Sabeth

The greatest challenge of our time is secularism. This is what Pope Benedict XVI stated last April, during a question-and-answer session with young people from Rome. Society today creates the illusion that God does not exist, or that God can be restricted to the realm of purely private affairs. Christians cannot accept this, the Pope said, adding: “The first necessity today is that God becomes newly present in our lives.”

Hundred years ago a simple cloistered Carmelite Sister, Blessed Elizabeth of the Trinity, died in France. Her story is important to us if we want to make God ‘newly present’. Though she lived only twenty-six years, barely five of them as a Carmelite, she has emerged as one of the most captivating and relevant mystics of our day.

Equipped with a ‘will of iron’ and a hot temper, Sabeth as she was dotingly called, was a particularly outgoing person with a flair for friendship. Photos of Elizabeth as a teenager show an attractive, beautifully dressed young woman. She was a gifted pianist who at one time thought of pursuing a career of a concert pianist. “She was a girl with rhythm in her head.” She loved dancing.

After a rather protracted struggle, her mother consented to Elizabeth’s desire to enter the Carmel of Dijon in France. It was August 2, 1901. She received the habit the following December, and with it, the name ‘Elizabeth of the Trinity’, a name that delighted her, because by then, this God who is a family of intertwined Love, had become the keynote of her spirituality.

Elizabeth’s spiritual journey in Carmel was a succession of normal everyday moments and deep periods of harsh darkness. The time before her profession was arguably the most difficult period in her life. Even her superior, Mother Germaine expressed misgivings about taking her vows in such a state.

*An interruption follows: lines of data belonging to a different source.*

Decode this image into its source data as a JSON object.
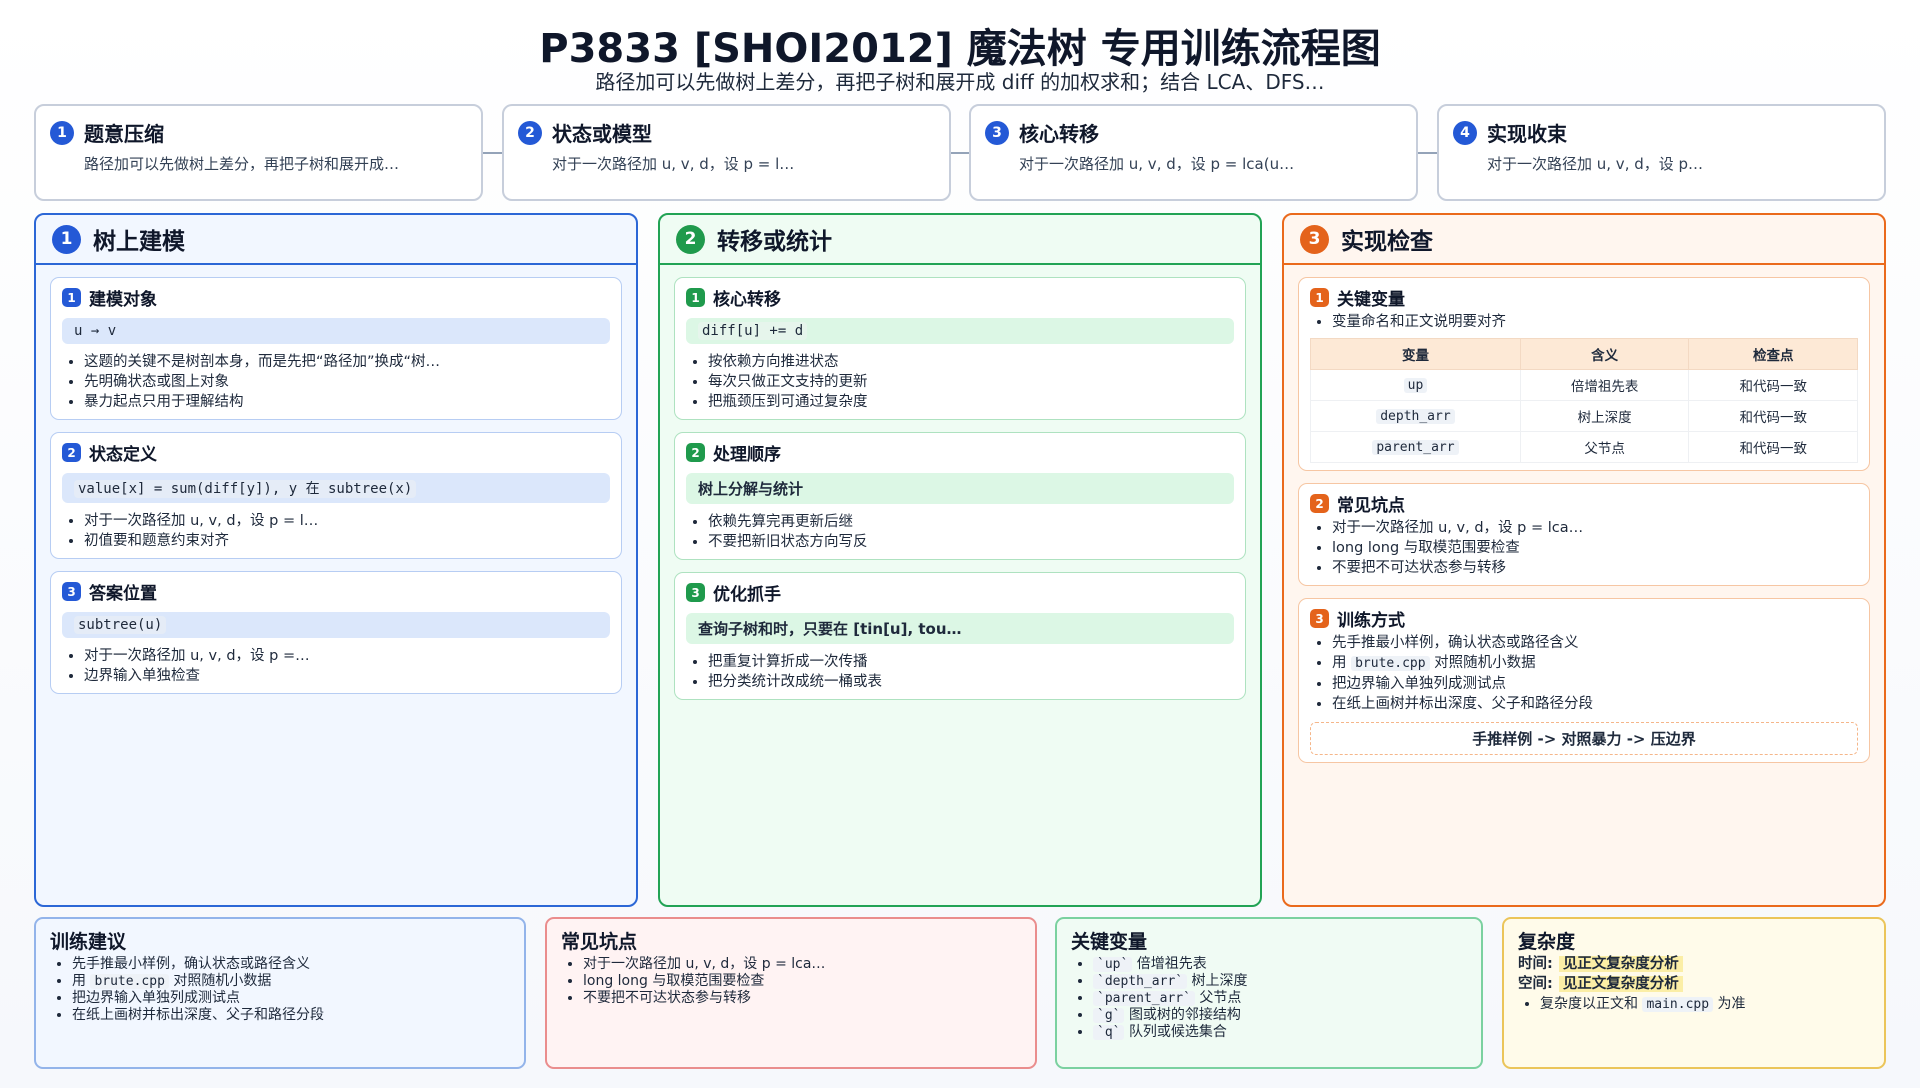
{
  "title": "P3833 [SHOI2012] 魔法树 专用训练流程图",
  "subtitle": "路径加可以先做树上差分，再把子树和展开成 diff 的加权求和；结合 LCA、DFS…",
  "colors": {
    "blue": "#2459d6",
    "green": "#1f9a4c",
    "orange": "#e4631b"
  },
  "steps": [
    {
      "num": "1",
      "title": "题意压缩",
      "desc": "路径加可以先做树上差分，再把子树和展开成…"
    },
    {
      "num": "2",
      "title": "状态或模型",
      "desc": "对于一次路径加 u, v, d，设 p = l…"
    },
    {
      "num": "3",
      "title": "核心转移",
      "desc": "对于一次路径加 u, v, d，设 p = lca(u…"
    },
    {
      "num": "4",
      "title": "实现收束",
      "desc": "对于一次路径加 u, v, d，设 p…"
    }
  ],
  "columns": [
    {
      "num": "1",
      "title": "树上建模",
      "cards": [
        {
          "num": "1",
          "title": "建模对象",
          "code": "u → v",
          "bullets": [
            "这题的关键不是树剖本身，而是先把“路径加”换成“树…",
            "先明确状态或图上对象",
            "暴力起点只用于理解结构"
          ]
        },
        {
          "num": "2",
          "title": "状态定义",
          "code": "value[x] = sum(diff[y]), y 在 subtree(x)",
          "bullets": [
            "对于一次路径加 u, v, d，设 p = l…",
            "初值要和题意约束对齐"
          ]
        },
        {
          "num": "3",
          "title": "答案位置",
          "code": "subtree(u)",
          "bullets": [
            "对于一次路径加 u, v, d，设 p =…",
            "边界输入单独检查"
          ]
        }
      ]
    },
    {
      "num": "2",
      "title": "转移或统计",
      "cards": [
        {
          "num": "1",
          "title": "核心转移",
          "code": "diff[u] += d",
          "bullets": [
            "按依赖方向推进状态",
            "每次只做正文支持的更新",
            "把瓶颈压到可通过复杂度"
          ]
        },
        {
          "num": "2",
          "title": "处理顺序",
          "code": "树上分解与统计",
          "bullets": [
            "依赖先算完再更新后继",
            "不要把新旧状态方向写反"
          ]
        },
        {
          "num": "3",
          "title": "优化抓手",
          "code": "查询子树和时，只要在 [tin[u], tou…",
          "bullets": [
            "把重复计算折成一次传播",
            "把分类统计改成统一桶或表"
          ]
        }
      ]
    },
    {
      "num": "3",
      "title": "实现检查",
      "vars_card": {
        "num": "1",
        "title": "关键变量",
        "note": "变量命名和正文说明要对齐",
        "headers": [
          "变量",
          "含义",
          "检查点"
        ],
        "rows": [
          [
            "up",
            "倍增祖先表",
            "和代码一致"
          ],
          [
            "depth_arr",
            "树上深度",
            "和代码一致"
          ],
          [
            "parent_arr",
            "父节点",
            "和代码一致"
          ]
        ]
      },
      "pitfalls_card": {
        "num": "2",
        "title": "常见坑点",
        "bullets": [
          "对于一次路径加 u, v, d，设 p = lca…",
          "long long 与取模范围要检查",
          "不要把不可达状态参与转移"
        ]
      },
      "training_card": {
        "num": "3",
        "title": "训练方式",
        "bullets": [
          "先手推最小样例，确认状态或路径含义",
          "用",
          "把边界输入单独列成测试点",
          "在纸上画树并标出深度、父子和路径分段"
        ],
        "brute_code": "brute.cpp",
        "brute_after": "对照随机小数据",
        "flow": "手推样例 -> 对照暴力 -> 压边界"
      }
    }
  ],
  "bottom": {
    "training": {
      "title": "训练建议",
      "b1": "先手推最小样例，确认状态或路径含义",
      "b2_pre": "用",
      "b2_code": "brute.cpp",
      "b2_post": "对照随机小数据",
      "b3": "把边界输入单独列成测试点",
      "b4": "在纸上画树并标出深度、父子和路径分段"
    },
    "pitfalls": {
      "title": "常见坑点",
      "items": [
        "对于一次路径加 u, v, d，设 p = lca…",
        "long long 与取模范围要检查",
        "不要把不可达状态参与转移"
      ]
    },
    "vars": {
      "title": "关键变量",
      "items": [
        {
          "code": "`up`",
          "desc": "倍增祖先表"
        },
        {
          "code": "`depth_arr`",
          "desc": "树上深度"
        },
        {
          "code": "`parent_arr`",
          "desc": "父节点"
        },
        {
          "code": "`g`",
          "desc": "图或树的邻接结构"
        },
        {
          "code": "`q`",
          "desc": "队列或候选集合"
        }
      ]
    },
    "complexity": {
      "title": "复杂度",
      "time_label": "时间:",
      "time_value": "见正文复杂度分析",
      "space_label": "空间:",
      "space_value": "见正文复杂度分析",
      "note_pre": "复杂度以正文和",
      "note_code": "main.cpp",
      "note_post": "为准"
    }
  }
}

We know of her spirituality from her writings, letters and notes she wrote after her retreats. They are real gems. “Every happening, every event, every suffering as also every joy, is a sacrament that gives God to the soul.” “Yahweh, whosoever looks on you is resplendent!”

“It is simplicity that, hour by hour, increases our resemblance to the divine.” “Prayer is repose, a relaxation. One must come in total simplicity to the One whom one loves.”

“You will never be commonplace if you are vigilant in love.” “One must erase the word discouragement from one’s dictionary of love.” “The weakest soul, even the one that is most blameworthy, is the one that has the best grounds for hope.”

But it is her focus on God-within-us that makes this Carmelite sister so special. “What a joyous mystery is the presence of God inside us, in this intimate sanctuary of our souls.” “All three persons dwell in the soul that loves them in truth.” “God dwells within you, do not leave Him so often.” “I so love this mystery of the Holy Trinity; it is an abyss in which I lose myself!”

Her death was painful. Slowly she started losing all her physical strength. Photos of her in bed show a very emaciated nun trying to smile faintly. Her last audible words were, “I am going to Light, to Love, to Life!” She died on November 9, 1906.

Her message is her secret. Many times life is like a storm. Problems and worries are like winds that shake us to the core. So her suggestion makes a lot of sense. Root yourself in God the Father, God the Son, God the Holy Spirit, she suggests. Ground yourself in Them who dwell within us and you will find security and safety.

“Make a little cell in your heart for Jesus … take refuge there… Oh! If you only knew how the good God loves pure hearts! It is there that He loves to reign.” Living in intimacy with this divine Family can well be the boost we all need to start living a real life!

This will release us from the grumbling and the criticism mode that many times dominate our life. Reading the letter of Saint Paul to the Ephesians, she discovered that we have been set apart to be the praise of glory of God.

Thus she understood how a full life is a life that constantly pays tribute to “her Three, her All, her Beatitude”. Let us face it. They deserve it because they work so hard for us! They not only cheer for us when we are down but They are always ready to give us a helping hand when we need it. Gratitude knocks away our senseless negativity.

“O my God, Trinity Whom I adore, help me to become utterly forgetful of myself, so that I may establish myself in you, as changeless and calm as though my soul were already in eternity.” You see, Christianity is not about us, it is about Them!!

“I think that in Heaven my mission will be to draw souls by helping them to go out of themselves in order to cling to God by a wholly simple and loving movement, and to keep them in this great silence within which will allow God to communicate Himself to them and to transform them into Himself.”

Amen to that!

(c) Fr. Pius Sammut, OCD. Permission is hereby granted for any non-commercial use, provided that the content is unaltered from its original state, if this copyright notice is included.